AIM OF THE EXERCISE: Examine the data below and state how many lines contain "icon", offering no other words.
TASK INPUT Start Marker
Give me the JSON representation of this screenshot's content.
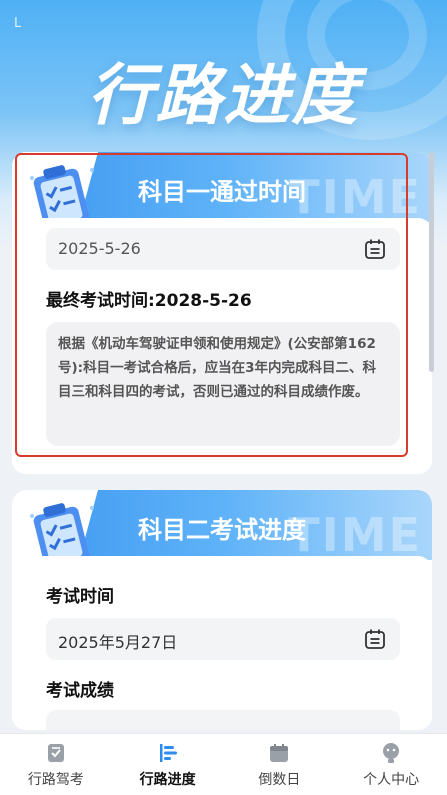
{
  "header": {
    "status_mark": "L",
    "title": "行路进度"
  },
  "card1": {
    "banner_title": "科目一通过时间",
    "banner_watermark": "TIME",
    "pass_date": "2025-5-26",
    "deadline_label": "最终考试时间:2028-5-26",
    "rule_text": "根据《机动车驾驶证申领和使用规定》(公安部第162号):科目一考试合格后，应当在3年内完成科目二、科目三和科目四的考试，否则已通过的科目成绩作废。"
  },
  "card2": {
    "banner_title": "科目二考试进度",
    "banner_watermark": "TIME",
    "exam_time_label": "考试时间",
    "exam_date": "2025年5月27日",
    "score_label": "考试成绩"
  },
  "tabbar": {
    "items": [
      {
        "label": "行路驾考",
        "icon": "checklist-icon",
        "active": false
      },
      {
        "label": "行路进度",
        "icon": "progress-icon",
        "active": true
      },
      {
        "label": "倒数日",
        "icon": "calendar-icon",
        "active": false
      },
      {
        "label": "个人中心",
        "icon": "person-icon",
        "active": false
      }
    ]
  },
  "colors": {
    "accent": "#3d97f0",
    "highlight": "#d63c2e"
  }
}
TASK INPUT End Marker
OUTPUT OF THE EXERCISE: 4